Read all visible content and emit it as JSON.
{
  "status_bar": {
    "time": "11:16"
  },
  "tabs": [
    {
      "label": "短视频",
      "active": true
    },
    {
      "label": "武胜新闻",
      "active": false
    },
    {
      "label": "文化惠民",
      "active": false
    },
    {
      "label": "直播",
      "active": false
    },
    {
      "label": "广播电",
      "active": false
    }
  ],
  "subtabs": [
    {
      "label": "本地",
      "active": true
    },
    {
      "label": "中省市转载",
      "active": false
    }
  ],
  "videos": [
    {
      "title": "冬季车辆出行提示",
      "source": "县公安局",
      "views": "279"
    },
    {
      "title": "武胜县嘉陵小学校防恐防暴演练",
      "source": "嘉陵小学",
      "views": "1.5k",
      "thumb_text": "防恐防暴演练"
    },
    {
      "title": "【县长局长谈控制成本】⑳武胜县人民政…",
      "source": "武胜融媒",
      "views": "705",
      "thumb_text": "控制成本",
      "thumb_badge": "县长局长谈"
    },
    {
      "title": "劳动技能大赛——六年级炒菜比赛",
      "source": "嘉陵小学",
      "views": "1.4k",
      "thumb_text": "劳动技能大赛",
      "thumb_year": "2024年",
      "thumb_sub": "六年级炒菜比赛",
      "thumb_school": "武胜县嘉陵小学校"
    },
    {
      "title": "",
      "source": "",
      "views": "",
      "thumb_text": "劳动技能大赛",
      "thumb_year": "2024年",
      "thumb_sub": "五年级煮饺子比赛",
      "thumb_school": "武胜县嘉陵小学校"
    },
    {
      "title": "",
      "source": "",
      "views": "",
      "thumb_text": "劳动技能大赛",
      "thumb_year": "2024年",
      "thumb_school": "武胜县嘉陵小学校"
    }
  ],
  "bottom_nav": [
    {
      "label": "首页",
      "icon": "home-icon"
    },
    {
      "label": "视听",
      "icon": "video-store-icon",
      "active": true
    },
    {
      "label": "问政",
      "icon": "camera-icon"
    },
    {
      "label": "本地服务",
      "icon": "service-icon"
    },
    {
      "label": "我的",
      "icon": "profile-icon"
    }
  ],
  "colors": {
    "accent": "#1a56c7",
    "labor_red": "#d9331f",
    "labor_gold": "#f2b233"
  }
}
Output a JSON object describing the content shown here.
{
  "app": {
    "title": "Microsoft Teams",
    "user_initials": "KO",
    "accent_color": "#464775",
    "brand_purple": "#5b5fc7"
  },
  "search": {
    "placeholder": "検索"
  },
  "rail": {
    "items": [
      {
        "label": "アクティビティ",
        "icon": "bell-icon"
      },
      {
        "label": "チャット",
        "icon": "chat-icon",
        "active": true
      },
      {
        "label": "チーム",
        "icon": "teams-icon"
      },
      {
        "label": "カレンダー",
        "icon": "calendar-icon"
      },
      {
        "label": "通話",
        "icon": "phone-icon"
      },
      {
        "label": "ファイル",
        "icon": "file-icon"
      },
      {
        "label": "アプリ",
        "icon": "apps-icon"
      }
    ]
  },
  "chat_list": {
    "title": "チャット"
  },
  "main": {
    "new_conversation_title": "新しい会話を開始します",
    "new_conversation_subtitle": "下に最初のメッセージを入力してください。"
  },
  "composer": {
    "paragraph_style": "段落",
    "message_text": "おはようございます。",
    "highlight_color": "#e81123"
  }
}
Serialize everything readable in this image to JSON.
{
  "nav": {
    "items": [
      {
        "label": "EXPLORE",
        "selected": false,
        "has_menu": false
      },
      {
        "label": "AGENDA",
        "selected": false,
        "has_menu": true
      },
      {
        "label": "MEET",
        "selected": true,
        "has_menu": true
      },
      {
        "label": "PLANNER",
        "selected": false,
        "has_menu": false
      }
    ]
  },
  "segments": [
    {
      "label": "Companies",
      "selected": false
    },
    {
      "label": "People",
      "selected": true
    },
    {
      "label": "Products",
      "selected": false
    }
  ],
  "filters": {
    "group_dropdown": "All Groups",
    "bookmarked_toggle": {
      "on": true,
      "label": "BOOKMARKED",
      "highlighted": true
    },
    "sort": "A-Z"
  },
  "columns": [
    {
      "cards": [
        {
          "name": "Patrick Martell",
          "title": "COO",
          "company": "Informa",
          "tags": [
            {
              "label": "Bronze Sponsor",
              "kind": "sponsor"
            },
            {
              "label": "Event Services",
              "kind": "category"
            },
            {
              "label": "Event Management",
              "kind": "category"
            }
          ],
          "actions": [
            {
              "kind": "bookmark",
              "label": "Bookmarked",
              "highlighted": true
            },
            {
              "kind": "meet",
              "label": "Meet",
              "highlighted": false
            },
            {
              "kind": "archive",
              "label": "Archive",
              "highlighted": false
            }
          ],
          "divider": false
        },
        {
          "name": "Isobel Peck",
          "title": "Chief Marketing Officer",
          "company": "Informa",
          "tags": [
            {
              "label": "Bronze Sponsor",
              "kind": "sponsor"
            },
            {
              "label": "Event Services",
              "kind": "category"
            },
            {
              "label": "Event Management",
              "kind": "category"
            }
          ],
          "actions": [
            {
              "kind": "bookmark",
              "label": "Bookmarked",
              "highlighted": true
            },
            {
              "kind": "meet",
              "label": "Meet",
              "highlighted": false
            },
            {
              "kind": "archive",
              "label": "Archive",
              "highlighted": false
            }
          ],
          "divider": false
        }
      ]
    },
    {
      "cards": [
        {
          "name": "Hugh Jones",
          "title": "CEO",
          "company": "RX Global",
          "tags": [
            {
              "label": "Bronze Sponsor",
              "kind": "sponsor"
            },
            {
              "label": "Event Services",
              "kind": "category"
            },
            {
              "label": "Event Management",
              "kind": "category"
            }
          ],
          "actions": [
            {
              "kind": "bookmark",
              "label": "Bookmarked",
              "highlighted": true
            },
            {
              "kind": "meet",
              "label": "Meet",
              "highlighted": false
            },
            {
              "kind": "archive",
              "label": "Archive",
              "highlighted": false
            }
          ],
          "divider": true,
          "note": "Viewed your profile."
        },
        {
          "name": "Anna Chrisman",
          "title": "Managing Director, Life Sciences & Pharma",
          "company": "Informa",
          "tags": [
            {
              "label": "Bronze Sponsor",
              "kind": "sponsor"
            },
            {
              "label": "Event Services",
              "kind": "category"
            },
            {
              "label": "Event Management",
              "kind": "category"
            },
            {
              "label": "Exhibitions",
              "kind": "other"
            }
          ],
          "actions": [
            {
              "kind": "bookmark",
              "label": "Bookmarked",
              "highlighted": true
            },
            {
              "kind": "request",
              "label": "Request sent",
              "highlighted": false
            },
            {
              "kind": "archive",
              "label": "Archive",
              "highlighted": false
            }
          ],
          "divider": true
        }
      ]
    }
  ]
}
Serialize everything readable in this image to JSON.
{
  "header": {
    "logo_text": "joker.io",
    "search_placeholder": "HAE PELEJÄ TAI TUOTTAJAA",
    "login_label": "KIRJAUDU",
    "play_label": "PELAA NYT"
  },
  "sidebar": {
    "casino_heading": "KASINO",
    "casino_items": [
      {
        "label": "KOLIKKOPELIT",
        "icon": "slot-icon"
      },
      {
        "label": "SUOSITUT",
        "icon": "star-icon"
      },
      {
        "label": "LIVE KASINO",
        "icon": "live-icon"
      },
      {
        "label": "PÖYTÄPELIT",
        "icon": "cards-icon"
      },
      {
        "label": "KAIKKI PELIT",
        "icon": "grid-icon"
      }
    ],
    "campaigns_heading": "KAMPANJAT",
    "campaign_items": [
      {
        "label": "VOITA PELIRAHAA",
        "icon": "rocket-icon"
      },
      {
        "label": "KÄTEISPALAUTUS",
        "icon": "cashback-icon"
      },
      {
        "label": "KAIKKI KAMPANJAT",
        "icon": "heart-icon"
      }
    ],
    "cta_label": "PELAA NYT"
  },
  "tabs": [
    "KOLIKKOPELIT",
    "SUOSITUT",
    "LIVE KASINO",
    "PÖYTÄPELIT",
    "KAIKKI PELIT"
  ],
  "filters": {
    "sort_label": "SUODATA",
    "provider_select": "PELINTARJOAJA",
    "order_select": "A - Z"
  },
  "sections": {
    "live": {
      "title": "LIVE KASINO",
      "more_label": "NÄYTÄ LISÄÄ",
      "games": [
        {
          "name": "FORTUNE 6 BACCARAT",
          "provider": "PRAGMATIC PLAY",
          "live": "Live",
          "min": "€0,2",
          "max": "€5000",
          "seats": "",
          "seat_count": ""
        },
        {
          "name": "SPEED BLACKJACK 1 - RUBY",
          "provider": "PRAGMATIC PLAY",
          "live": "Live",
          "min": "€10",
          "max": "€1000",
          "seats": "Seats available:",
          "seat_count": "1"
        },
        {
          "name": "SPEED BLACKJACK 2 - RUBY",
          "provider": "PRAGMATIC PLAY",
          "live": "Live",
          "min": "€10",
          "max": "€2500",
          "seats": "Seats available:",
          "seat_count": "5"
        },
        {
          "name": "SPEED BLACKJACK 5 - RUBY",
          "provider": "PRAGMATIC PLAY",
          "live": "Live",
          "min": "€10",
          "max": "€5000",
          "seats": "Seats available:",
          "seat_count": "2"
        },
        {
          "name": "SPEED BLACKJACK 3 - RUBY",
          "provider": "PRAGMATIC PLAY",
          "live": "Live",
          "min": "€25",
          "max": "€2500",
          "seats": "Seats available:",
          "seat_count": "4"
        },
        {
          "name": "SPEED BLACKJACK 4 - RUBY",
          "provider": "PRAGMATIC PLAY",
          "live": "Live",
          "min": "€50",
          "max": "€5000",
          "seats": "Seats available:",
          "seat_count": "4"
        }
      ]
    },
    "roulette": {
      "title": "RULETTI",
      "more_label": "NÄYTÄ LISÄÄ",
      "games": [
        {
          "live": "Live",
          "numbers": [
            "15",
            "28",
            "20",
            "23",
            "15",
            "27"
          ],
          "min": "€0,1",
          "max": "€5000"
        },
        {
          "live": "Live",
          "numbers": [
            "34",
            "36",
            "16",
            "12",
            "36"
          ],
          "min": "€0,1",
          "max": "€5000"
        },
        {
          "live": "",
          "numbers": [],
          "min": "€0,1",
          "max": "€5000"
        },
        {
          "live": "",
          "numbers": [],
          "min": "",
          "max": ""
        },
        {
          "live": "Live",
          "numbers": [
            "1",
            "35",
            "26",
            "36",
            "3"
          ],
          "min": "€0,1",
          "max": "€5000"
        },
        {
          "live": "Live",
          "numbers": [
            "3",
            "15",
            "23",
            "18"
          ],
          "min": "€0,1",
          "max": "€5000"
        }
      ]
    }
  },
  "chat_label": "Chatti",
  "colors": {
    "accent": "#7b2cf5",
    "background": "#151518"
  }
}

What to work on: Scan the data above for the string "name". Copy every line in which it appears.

Written solution:
          "name": "Patrick Martell",
          "name": "Isobel Peck",
          "name": "Hugh Jones",
          "name": "Anna Chrisman",
          "name": "FORTUNE 6 BACCARAT",
          "name": "SPEED BLACKJACK 1 - RUBY",
          "name": "SPEED BLACKJACK 2 - RUBY",
          "name": "SPEED BLACKJACK 5 - RUBY",
          "name": "SPEED BLACKJACK 3 - RUBY",
          "name": "SPEED BLACKJACK 4 - RUBY",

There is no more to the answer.